In short, green design fosters a product-oriented mentality that generally evaluates materials and techniques on the basis of performance and efficiency, rarely taking into consideration issues of form and program. Moreover, by taking disciplinary divisions for granted, sustainable design unwittingly reinforces one root of the problem: the dualistic paradigm of the building as a discrete object spatially, socially, and ecologically divorced from its site. As a consequence, this American ideal—itself derived from wilderness thinking—inhibits designers and manufacturers from treating buildings and landscapes holistically as reciprocal systems that together impact the environment.

Might it be possible to jettison these outmoded and environmentally irresponsible prejudices and instead reimagine buildings, interiors, and landscapes as mutually interactive entities? Relinquishing wilderness values will allow designers to adopt the more complicated viewpoint advanced by progressive scholars and scientists: a recognition that nature and civilization, although not the same, have always been intertwined and are becoming more so. Climate change reveals that there is not a square inch of the planet that does not in some way bear the imprint of humans.

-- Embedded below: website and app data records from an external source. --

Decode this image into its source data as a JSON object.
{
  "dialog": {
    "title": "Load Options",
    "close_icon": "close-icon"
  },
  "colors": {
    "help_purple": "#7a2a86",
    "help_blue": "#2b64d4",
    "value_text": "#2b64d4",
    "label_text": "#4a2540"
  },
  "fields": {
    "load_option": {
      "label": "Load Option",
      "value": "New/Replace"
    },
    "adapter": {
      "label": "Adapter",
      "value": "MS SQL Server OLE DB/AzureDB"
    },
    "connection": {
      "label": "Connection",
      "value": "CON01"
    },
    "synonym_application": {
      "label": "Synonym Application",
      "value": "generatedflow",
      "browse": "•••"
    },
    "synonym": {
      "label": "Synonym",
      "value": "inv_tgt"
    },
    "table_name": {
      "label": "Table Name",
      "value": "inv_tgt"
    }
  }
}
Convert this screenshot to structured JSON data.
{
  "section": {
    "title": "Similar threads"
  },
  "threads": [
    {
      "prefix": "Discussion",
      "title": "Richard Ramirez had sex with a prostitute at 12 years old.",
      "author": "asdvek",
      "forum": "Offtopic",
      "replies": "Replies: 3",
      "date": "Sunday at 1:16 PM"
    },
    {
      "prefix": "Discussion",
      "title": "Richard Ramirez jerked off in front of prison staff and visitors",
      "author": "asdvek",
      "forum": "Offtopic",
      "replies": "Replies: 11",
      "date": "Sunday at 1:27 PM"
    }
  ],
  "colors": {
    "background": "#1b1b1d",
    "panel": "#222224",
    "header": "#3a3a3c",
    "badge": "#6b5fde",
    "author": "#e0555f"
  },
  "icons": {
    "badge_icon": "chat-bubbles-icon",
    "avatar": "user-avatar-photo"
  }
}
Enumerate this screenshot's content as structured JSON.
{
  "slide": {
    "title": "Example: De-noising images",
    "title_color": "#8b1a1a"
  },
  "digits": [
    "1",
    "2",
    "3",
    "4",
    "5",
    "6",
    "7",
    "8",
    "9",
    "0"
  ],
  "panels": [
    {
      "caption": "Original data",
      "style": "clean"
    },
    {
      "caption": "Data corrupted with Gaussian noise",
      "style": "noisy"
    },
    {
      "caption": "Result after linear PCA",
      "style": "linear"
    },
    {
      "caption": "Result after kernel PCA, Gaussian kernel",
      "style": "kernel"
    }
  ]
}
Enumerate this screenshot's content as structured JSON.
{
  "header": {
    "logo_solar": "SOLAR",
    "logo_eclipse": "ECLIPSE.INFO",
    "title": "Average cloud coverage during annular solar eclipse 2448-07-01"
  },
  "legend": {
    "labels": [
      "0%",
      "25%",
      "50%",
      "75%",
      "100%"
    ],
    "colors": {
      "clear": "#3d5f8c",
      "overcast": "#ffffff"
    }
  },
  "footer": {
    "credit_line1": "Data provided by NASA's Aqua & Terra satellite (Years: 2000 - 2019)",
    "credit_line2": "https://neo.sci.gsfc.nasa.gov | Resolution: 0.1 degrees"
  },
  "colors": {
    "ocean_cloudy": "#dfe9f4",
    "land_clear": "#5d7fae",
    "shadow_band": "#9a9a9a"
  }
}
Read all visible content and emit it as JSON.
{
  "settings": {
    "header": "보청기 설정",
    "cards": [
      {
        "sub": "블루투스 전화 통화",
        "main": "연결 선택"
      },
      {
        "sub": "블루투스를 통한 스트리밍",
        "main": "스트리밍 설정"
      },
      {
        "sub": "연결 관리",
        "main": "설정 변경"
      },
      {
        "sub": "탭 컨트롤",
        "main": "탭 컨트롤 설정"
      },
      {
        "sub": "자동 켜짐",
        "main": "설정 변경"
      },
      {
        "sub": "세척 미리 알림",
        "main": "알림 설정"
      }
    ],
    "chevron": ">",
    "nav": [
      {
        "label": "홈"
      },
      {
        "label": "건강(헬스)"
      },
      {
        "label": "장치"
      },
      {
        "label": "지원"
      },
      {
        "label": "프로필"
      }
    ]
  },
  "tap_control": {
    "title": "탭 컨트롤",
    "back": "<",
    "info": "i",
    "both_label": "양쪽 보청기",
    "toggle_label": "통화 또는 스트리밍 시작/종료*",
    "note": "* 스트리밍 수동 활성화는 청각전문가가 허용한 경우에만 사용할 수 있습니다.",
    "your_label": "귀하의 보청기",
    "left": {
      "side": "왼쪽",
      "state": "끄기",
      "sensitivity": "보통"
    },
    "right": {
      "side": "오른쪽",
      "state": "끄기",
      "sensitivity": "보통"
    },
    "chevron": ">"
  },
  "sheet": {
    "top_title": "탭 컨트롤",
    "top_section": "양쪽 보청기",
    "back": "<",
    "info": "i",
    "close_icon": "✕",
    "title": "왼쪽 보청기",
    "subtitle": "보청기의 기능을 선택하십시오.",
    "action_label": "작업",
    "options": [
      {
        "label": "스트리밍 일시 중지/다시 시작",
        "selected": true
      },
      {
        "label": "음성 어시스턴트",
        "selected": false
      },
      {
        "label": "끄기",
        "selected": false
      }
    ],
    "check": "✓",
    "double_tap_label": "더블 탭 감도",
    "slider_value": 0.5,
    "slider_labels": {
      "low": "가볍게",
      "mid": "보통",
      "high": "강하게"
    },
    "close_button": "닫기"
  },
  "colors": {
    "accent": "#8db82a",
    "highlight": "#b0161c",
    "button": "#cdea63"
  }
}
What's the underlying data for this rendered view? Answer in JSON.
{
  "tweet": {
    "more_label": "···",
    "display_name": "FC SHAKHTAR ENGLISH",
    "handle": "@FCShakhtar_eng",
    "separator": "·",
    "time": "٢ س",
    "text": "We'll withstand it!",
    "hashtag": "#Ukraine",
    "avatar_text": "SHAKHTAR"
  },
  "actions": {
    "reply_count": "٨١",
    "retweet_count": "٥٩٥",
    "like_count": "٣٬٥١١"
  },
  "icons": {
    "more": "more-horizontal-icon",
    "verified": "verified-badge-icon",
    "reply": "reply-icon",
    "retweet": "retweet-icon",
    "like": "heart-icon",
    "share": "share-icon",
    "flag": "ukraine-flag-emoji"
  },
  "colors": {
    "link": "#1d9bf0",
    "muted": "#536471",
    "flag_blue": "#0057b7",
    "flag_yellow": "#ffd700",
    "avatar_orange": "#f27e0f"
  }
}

It is important to adopt a more complex understanding of the relationship between nature, science, and technology. Common ground must be sought between technophobia and technophilia. Environmental problems can be resolved only by considering nature as both a scientific and a cultural phenomenon. Realigning deeprooted preconceptions and conceiving of culture and nature, and, as a consequence, buildings, interiors, and landscapes, as deeply interconnected entities will allow designers to usher in a new model of integrated practice, a way of working that reunites three fields of inquiry that should never have been divided.

This new mentality will allow representatives of three disciplines now accorded equal status to forge productive continuities between interior and exterior. Designers are encouraged to pay attention to the interface—the seam, or overlap, where indoors and outdoors meet. A critical awareness of the fluid connection between natural and synthetic, as well as between exterior and interior space, motivates designers to think about scale, form, and materials in entirely new ways: materials become the connective tissue that enacts the passage between interior, building envelope, and landscape. The scale of the human body becomes the crucial common denominator that bridges the intimate scale of interiors with the expansive scale of the outdoors. Considering the spatial and material junctures that link inside and outside through the lens of ergonomics, these can generate new ways of thinking not only about form but also about program, positioning human activities, both inside and outside, in a way that coincides with twenty-first-century notions of what it means to live with nature.

[1] This chapter is an abridged version of an essay included in the book Groundwork: Between Landscape and Architecture by Diana Balmori and Joel Sanders (2011).
[2] In “Curtain Wars: Architecture, Decorating and the Twentieth-Century Interior” (Sanders 2002),
I argued that deep-seated cultural prejudices resulted in the problematic professional split
between two inseparable fields, architecture and interiors. This essay extends this way of thinking
to account for yet another arbitrary professional divide between architecture and landscape. In
my view, “architecture” refers to both the hard and soft surfaces that clad both the interior and
exterior of buildings and that together enable the performance of human identity.
[3] For two influential feminist accounts of the intertwined relationship between nature, science,
capitalism, and gender, see Carolyn Merchant, The Death of Nature: Women, Ecology and the
Scientific Revolution (1980), and Val Plumwood, Feminism and the Mastery of Nature (1993).